Cost–Benefit Analysis and Health Care Evaluations
Show Less

Cost–Benefit Analysis and Health Care Evaluations

Robert J. Brent

Cost–benefit analysis is the only method of economic evaluation which can effectively indicate whether a health care treatment or intervention is worthwhile. This book attempts to build a bridge between cost–benefit analysis, as developed by economists, and the health care evaluation literature which relies on other evaluation approaches such as cost-minimization, cost-effectiveness analysis and cost–utility analysis.
Buy Book in Print
Show Summary Details
You do not have access to this content

Chapter 3: Types of Costs and their Measurement

Robert J. Brent


3.1 INTRODUCTION We continue our analysis of costs within the context of CM and focus on how to measure these costs. We know that ‘cost’ means opportunity cost; but this cost comes in many forms, in particular, marginal, average, overhead, sunk and joint. It is MC cost that is most useful for evaluation purposes. However, often we have information only on AC. Worse still, we are usually faced with hospital or physician charges that may not even reflect AC. After presenting the main cost concepts, we examine the link between markets and costs. Market prices are often used to value resource inputs in health care. We shall see that only competitive market prices can be used for this valuation purpose. The next section examines in detail the relation between charges and costs, highlighting the use and misuse of the hospital cost-to-charge ratio. The applications cover the two main cost components in health care: hospital and physician services. 3.1.1 Marginal versus Average Cost MC refers to the cost of one more or less unit, while AC looks at all the units produced and divides the total cost by the number of units. The basic problem with using AC is that some of the units produced in the past incur ‘sunk costs’, i.e., costs that cannot be recovered. Often a machine installed for one particular use may not be used for anything else. By definition its opportunity cost is zero (if it has no scrap value). If to produce the...
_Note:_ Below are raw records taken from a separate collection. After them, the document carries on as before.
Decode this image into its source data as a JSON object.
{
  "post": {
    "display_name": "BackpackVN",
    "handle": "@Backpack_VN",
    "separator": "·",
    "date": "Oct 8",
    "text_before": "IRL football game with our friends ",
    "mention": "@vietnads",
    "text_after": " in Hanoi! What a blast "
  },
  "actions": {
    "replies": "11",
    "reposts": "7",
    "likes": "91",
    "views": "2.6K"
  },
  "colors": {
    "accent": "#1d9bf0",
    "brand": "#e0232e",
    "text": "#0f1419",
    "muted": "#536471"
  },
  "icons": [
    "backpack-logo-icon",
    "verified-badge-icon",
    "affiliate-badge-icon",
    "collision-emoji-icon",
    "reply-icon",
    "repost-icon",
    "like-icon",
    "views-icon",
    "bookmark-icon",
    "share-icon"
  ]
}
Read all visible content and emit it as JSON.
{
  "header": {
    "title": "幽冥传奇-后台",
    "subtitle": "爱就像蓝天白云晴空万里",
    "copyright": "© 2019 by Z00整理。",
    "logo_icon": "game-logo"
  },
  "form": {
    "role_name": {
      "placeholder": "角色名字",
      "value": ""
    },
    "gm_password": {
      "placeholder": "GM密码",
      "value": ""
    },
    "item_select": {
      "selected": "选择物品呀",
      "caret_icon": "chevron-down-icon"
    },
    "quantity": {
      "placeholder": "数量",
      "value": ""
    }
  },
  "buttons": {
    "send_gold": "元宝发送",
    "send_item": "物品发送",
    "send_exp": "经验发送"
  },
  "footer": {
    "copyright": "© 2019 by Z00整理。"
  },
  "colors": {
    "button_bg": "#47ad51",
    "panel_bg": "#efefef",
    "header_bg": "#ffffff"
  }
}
You are not authenticated to view the full text of this chapter or article.

Elgaronline requires a subscription or purchase to access the full text of books or journals. Please login through your library system or with your personal username and password on the homepage.

Non-subscribers can freely search the site, view abstracts/ extracts and download selected front matter and introductory chapters for personal use.

Your library may not have purchased all subject areas. If you are authenticated and think you should have access to this title, please contact your librarian.

Further information

or login to access all content.